Tim Presley's melodies have tightened up on Cyclops Reap, and he also makes a point of breaking out of his private, home-recorded setting and into larger spaces and emotions.
Cyclops Reap was originally supposed to be an archival release. Tim Presley, the guy who records as White Fence, had tons of songs from the past few years that didn't make it onto records, so he figured he'd collect them into a new release. A funny thing happened, though. New songs started to come to him.
Well, okay, for a guy as prolific as Presley this isn't all that funny. Or surprising. But Cyclops Reap, an album of fresh material, is a welcome addition to Presley's ever-growing discography. It might not reinvent the formula much, but it does refine and sharpen – in its best moments anyway – the nostalgic hiss-pop Presley thrives in. It's an album of subtly intricate layering, but it doesn't revel in meshing parts together.

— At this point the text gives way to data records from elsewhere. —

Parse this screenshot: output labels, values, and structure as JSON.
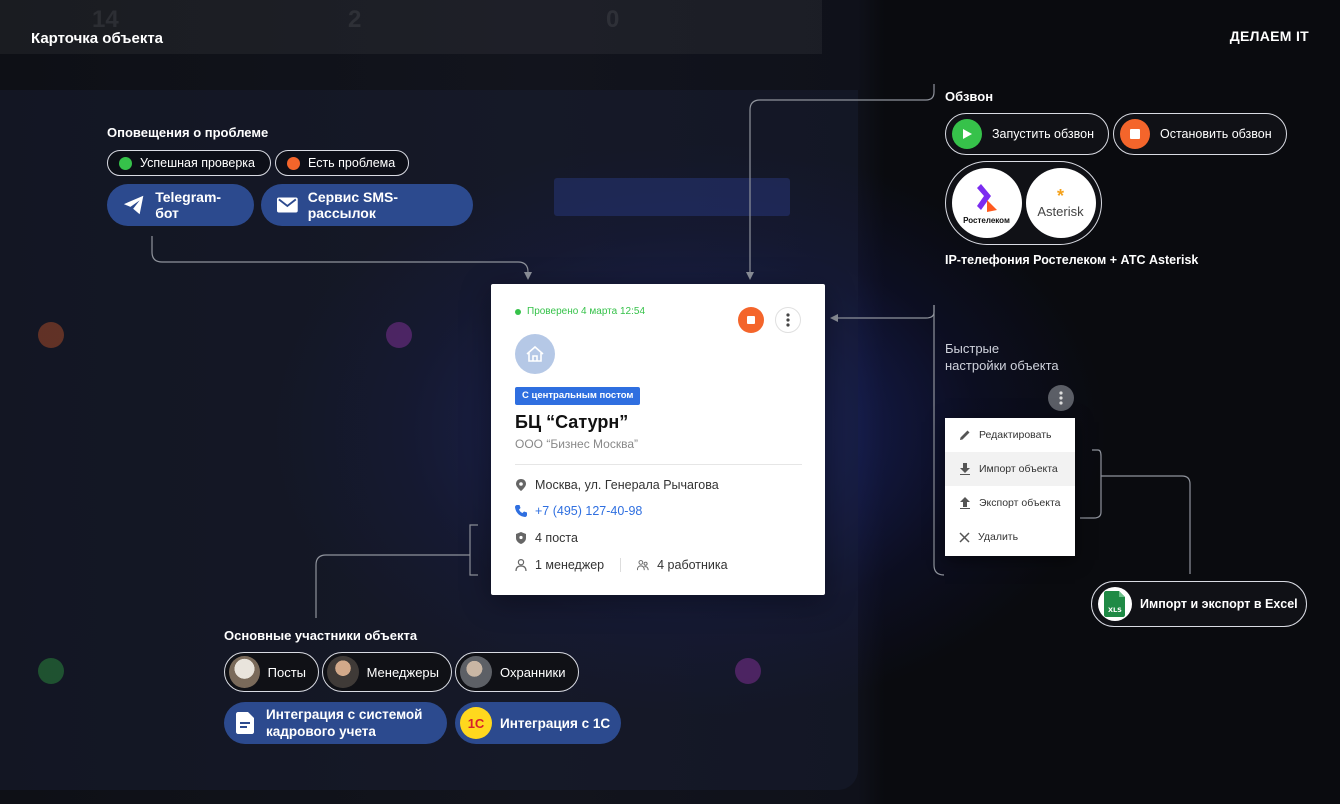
{
  "header": {
    "title": "Карточка объекта",
    "brand": "ДЕЛАЕМ IT"
  },
  "notifications": {
    "label": "Оповещения о проблеме",
    "statuses": [
      {
        "label": "Успешная проверка",
        "color": "#36c24a"
      },
      {
        "label": "Есть проблема",
        "color": "#f4652b"
      }
    ],
    "channels": [
      {
        "label": "Telegram-бот",
        "icon": "telegram-icon"
      },
      {
        "label": "Сервис SMS-рассылок",
        "icon": "mail-icon"
      }
    ]
  },
  "calling": {
    "label": "Обзвон",
    "start": "Запустить обзвон",
    "stop": "Остановить обзвон",
    "logos": [
      "Ростелеком",
      "Asterisk"
    ],
    "caption": "IP-телефония Ростелеком + АТС Asterisk"
  },
  "card": {
    "checked": "Проверено 4 марта 12:54",
    "tag": "С центральным постом",
    "name": "БЦ “Сатурн”",
    "org": "ООО “Бизнес Москва”",
    "address": "Москва, ул. Генерала Рычагова",
    "phone": "+7 (495) 127-40-98",
    "posts": "4 поста",
    "managers": "1 менеджер",
    "workers": "4 работника"
  },
  "quick_settings": {
    "label_line1": "Быстрые",
    "label_line2": "настройки объекта",
    "menu": [
      {
        "label": "Редактировать",
        "icon": "pencil-icon"
      },
      {
        "label": "Импорт объекта",
        "icon": "download-icon"
      },
      {
        "label": "Экспорт объекта",
        "icon": "upload-icon"
      },
      {
        "label": "Удалить",
        "icon": "close-icon"
      }
    ],
    "active_index": 1
  },
  "excel": {
    "label": "Импорт и экспорт в Excel",
    "icon_text": "XLS"
  },
  "participants": {
    "label": "Основные участники объекта",
    "members": [
      {
        "label": "Посты"
      },
      {
        "label": "Менеджеры"
      },
      {
        "label": "Охранники"
      }
    ],
    "integrations": [
      {
        "line1": "Интеграция с системой",
        "line2": "кадрового учета"
      },
      {
        "label": "Интеграция с 1С",
        "badge": "1С"
      }
    ]
  },
  "background": {
    "stats": [
      "14",
      "2",
      "0"
    ]
  },
  "colors": {
    "accent_blue": "#2c4a8e",
    "success": "#36c24a",
    "danger": "#f4652b",
    "link": "#2f6fe0"
  }
}
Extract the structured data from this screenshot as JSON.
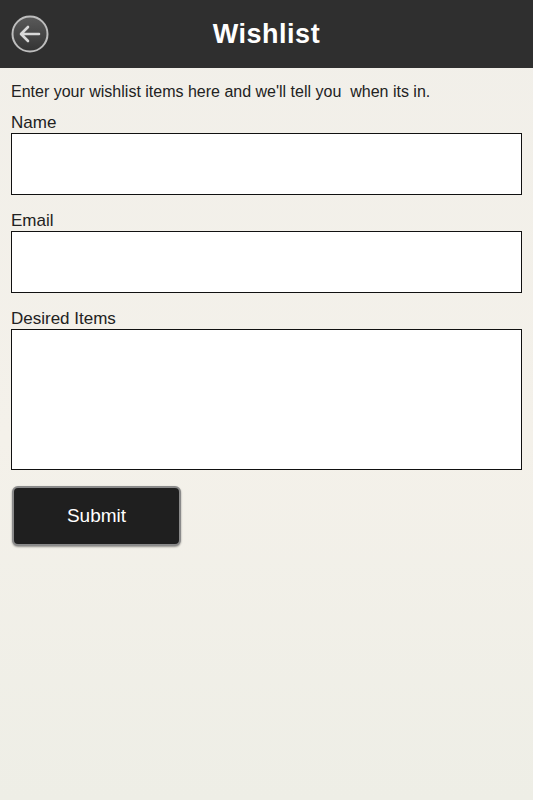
{
  "header": {
    "title": "Wishlist"
  },
  "intro": "Enter your wishlist items here and we'll tell you  when its in.",
  "fields": [
    {
      "label": "Name",
      "kind": "input"
    },
    {
      "label": "Email",
      "kind": "input"
    },
    {
      "label": "Desired Items",
      "kind": "textarea"
    }
  ],
  "buttons": [
    "Submit"
  ]
}
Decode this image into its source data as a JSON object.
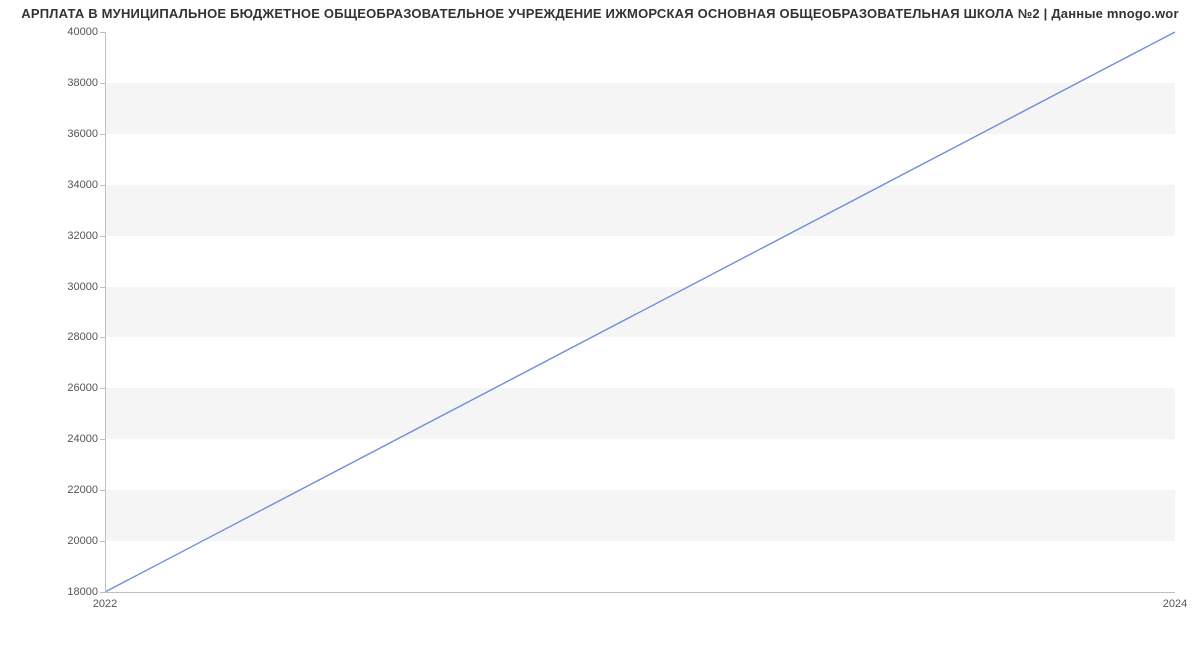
{
  "chart_data": {
    "type": "line",
    "title": "АРПЛАТА В МУНИЦИПАЛЬНОЕ БЮДЖЕТНОЕ ОБЩЕОБРАЗОВАТЕЛЬНОЕ УЧРЕЖДЕНИЕ ИЖМОРСКАЯ ОСНОВНАЯ ОБЩЕОБРАЗОВАТЕЛЬНАЯ ШКОЛА №2 | Данные mnogo.wor",
    "x": [
      2022,
      2024
    ],
    "values": [
      18000,
      40000
    ],
    "x_ticks": [
      2022,
      2024
    ],
    "y_ticks": [
      18000,
      20000,
      22000,
      24000,
      26000,
      28000,
      30000,
      32000,
      34000,
      36000,
      38000,
      40000
    ],
    "xlim": [
      2022,
      2024
    ],
    "ylim": [
      18000,
      40000
    ],
    "line_color": "#6f8fd9",
    "band_color": "#f5f5f5",
    "grid": "horizontal-bands"
  }
}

Instead, elements stand out, separate from each other, and in that way highlight of the isolated tension in Presley's singing.
Take opener "Chairs in the Dark", for instance. The tune's a dusty, dreamy bit of Byrds-esque pop that glides on watery chords and lilting keyboards, but a twanging guitar fill breaks it wide open only to disappear. "Pink Gorilla" is a livelier bit of power-pop, charging ahead but then confused and tangled – in the best ways – by conflicting, crunchy guitar phrasings. "To the Boy I Jumped in the Hemlock Alley" is a bittersweet folk-pop tune at its core, but it's rendered tense and dissonant by clashing lap steel with high keys and edged riffs. In each case here, we have singular elements that are in and of themselves tame, sweet even, but they're made sharp and grinding by toppling over each other.
The effect is interesting, but also necessary. White Fence's sound isn't quite as desiccated as it was on last year's Family Perfume records, but they still live in an analog dream, reliving a past they were never a part of, borrowing on our love of old sounds to create their own long shadow. Presley is hardly the first act to want to sound old, even classic, or to borrow heavily from his influences, but it is a hurdle to get over here. It helps that Presley's melodies have gotten much tighter – see "Pink Gorilla" and "Beat" – and he also makes a point of breaking out of his private, home-recorded setting. When he sings of "clear open skies" on the excellent "Make Them Dinner at Our Shoes", you feel the release, the freedom in getting out into larger spaces. Presley's skill here comes in making personal (as in made on his own) recordings avoid sounding insular.
That skill comes in the finest moments of Cyclops Reap, though other moments find him retreating back to the tape-hiss and skronky tunes that do sound cut off from an audience. The eccentricity of "White Cat" feels slight in comparison to better built songs elsewhere, while "New Edinburgh" loses any immediacy in its charge by getting buried in treble-bleached guitar tones. "Only Man Alive", Presley's quietest ballad here, is an interesting entry, but also sounds mostly like his attempt to sound like Leonard Cohen. And he does, but he's so much better when he sounds like himself. Cyclops Reap has moments of self-assurance, moments that push Presley into new territory, territory both musically stronger and emotionally revealing than past albums. So while it's great to hear those surprises, the moments when he retreats back to the tape-hiss – a sound he never hid behind before but pushed through – don't disappoint so much as they give us exactly what we expect.